Autistics Speaking Day is a way of answering those questions with a loud, “Hell yeah!”, said in our own voice. It is a way of not just beating back the toxic culture of the autism non-profit establishment, but filling the gap with something new and beautiful of our own. I don’t pretend to know what Autistic culture will look like as it grows and emerges as a place where we can take refuge and build, but I know it will be something worth fighting for. What’s more, I know that it will be something that will help make better lives for all of us. We need it to, because it is only with each other that we can completely achieve the belonging, inclusion and respect that we’re working towards.

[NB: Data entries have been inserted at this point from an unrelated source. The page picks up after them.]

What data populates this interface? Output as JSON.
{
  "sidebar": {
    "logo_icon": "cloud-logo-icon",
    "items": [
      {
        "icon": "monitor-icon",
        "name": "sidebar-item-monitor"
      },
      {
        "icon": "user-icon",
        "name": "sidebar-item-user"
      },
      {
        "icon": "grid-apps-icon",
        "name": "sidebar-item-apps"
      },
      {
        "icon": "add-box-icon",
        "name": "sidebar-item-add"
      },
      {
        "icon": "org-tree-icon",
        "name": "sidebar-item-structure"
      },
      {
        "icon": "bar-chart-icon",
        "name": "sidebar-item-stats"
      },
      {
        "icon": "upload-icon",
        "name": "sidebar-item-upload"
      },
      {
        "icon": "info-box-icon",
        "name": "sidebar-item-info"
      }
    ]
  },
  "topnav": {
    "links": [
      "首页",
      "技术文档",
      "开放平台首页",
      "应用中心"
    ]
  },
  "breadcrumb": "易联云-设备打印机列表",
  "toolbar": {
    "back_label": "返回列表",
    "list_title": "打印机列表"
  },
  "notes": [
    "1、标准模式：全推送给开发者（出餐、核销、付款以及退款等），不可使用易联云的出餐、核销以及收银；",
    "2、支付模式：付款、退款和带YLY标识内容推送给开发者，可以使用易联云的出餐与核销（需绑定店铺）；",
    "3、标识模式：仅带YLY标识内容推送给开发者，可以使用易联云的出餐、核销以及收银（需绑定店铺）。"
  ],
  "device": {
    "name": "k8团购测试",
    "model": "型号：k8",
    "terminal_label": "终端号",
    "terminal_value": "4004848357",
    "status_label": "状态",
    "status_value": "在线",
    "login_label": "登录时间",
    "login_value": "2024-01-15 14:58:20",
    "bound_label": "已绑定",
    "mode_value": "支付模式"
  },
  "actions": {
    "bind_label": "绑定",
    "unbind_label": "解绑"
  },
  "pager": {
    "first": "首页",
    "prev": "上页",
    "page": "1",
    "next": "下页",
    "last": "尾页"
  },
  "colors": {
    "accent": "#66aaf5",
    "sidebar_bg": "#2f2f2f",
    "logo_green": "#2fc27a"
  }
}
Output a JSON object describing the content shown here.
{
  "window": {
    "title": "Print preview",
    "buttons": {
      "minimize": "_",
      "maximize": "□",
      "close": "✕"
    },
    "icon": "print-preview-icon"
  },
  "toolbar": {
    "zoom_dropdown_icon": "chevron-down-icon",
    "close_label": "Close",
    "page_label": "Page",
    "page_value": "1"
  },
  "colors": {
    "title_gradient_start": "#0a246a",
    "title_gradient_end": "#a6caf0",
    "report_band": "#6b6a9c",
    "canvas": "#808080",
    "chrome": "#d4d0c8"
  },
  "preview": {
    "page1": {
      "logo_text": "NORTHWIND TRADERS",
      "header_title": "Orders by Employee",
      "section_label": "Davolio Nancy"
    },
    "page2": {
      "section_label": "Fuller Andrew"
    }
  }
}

The reality is activism can only get us part of the way there. Make no mistake – we do need advocacy and activism. We do need to fight, both in the halls of power and on the streets. Yet, in the end, that can only go so far. Even after decades of struggle, racism, sexism, homophobia and other forms of prejudice still exist. Ableism will not be any different, though that does not diminish the need to fight to see it drastically reduced. What can close the gap between what activism can achieve and the world we want to live in is the building of community. What we are denied from the broader society, we will find with each other. When we are hurt by ignorance, we will find comfort in our own mutual understanding. When we face exhaustion from struggling for our rights against an uncaring world, we will always have a place where we belong. There will always be prejudice and ignorance about autism. There will always be discrimination and bullying. But with something of our own – built by our own words and actions—the Autistic People can face the world as a community united in solidarity. We can love each other and together be the world we want to live in.